- _How to complete this task_: Omit all pictures, then retype the data exactly as given.

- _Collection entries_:

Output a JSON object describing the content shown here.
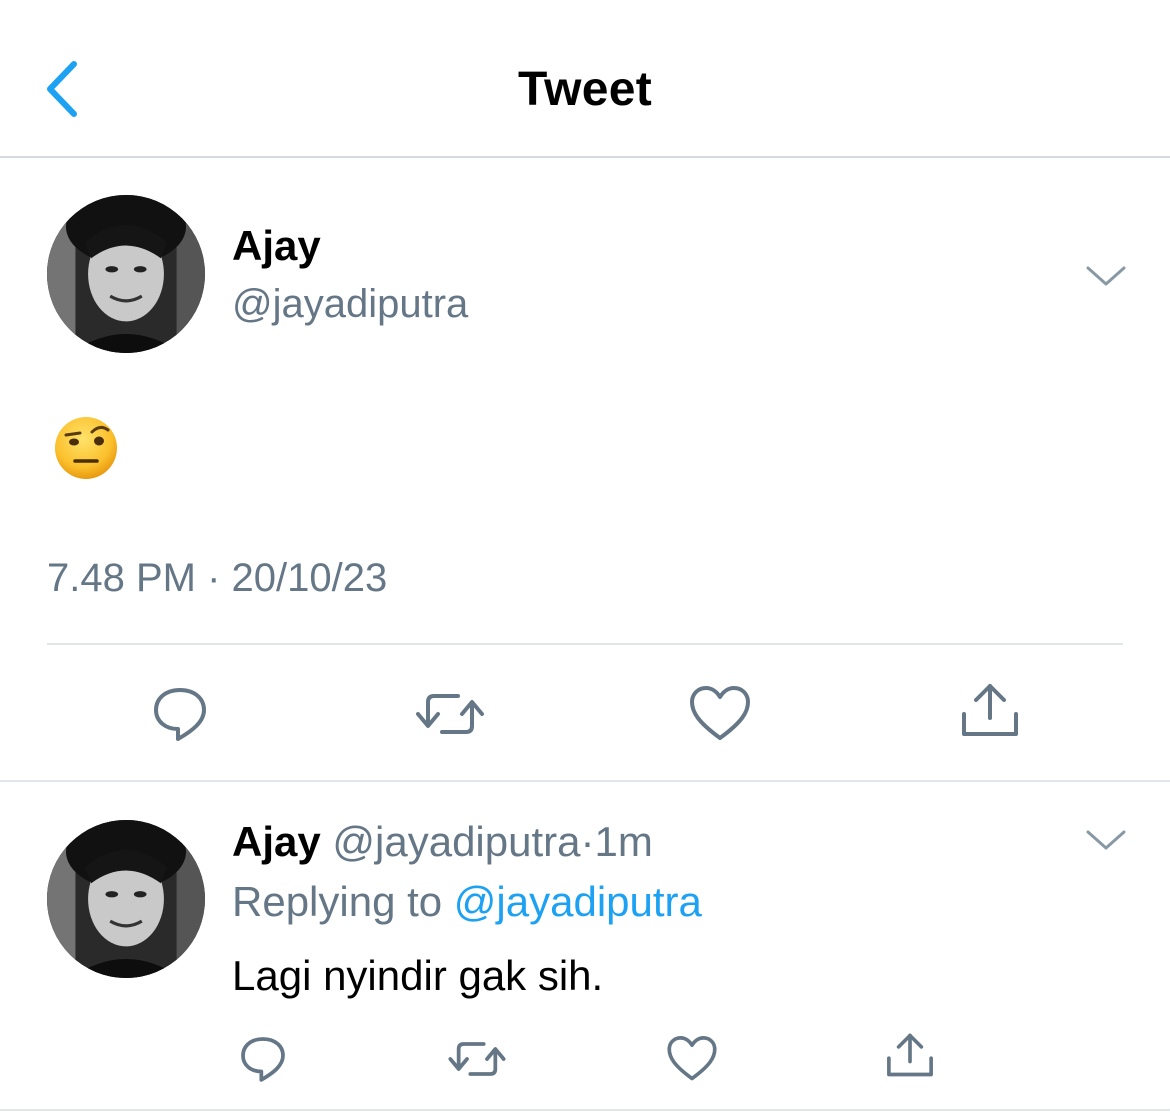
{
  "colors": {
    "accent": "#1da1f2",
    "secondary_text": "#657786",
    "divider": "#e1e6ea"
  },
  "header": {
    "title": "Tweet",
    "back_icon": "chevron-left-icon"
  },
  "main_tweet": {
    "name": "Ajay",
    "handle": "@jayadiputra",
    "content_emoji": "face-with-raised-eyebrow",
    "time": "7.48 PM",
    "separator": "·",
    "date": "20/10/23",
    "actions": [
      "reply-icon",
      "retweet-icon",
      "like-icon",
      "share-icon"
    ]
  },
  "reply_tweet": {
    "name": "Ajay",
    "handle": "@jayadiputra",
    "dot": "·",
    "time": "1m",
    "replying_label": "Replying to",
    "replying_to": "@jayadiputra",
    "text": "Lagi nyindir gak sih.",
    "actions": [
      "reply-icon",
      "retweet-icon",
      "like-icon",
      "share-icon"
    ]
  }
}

- _Response to the task_:
Output a JSON object describing the content shown here.
{
  "colors": {
    "accent": "#1da1f2",
    "secondary_text": "#657786",
    "divider": "#e1e6ea"
  },
  "header": {
    "title": "Tweet",
    "back_icon": "chevron-left-icon"
  },
  "main_tweet": {
    "name": "Ajay",
    "handle": "@jayadiputra",
    "content_emoji": "face-with-raised-eyebrow",
    "time": "7.48 PM",
    "separator": "·",
    "date": "20/10/23",
    "actions": [
      "reply-icon",
      "retweet-icon",
      "like-icon",
      "share-icon"
    ]
  },
  "reply_tweet": {
    "name": "Ajay",
    "handle": "@jayadiputra",
    "dot": "·",
    "time": "1m",
    "replying_label": "Replying to",
    "replying_to": "@jayadiputra",
    "text": "Lagi nyindir gak sih.",
    "actions": [
      "reply-icon",
      "retweet-icon",
      "like-icon",
      "share-icon"
    ]
  }
}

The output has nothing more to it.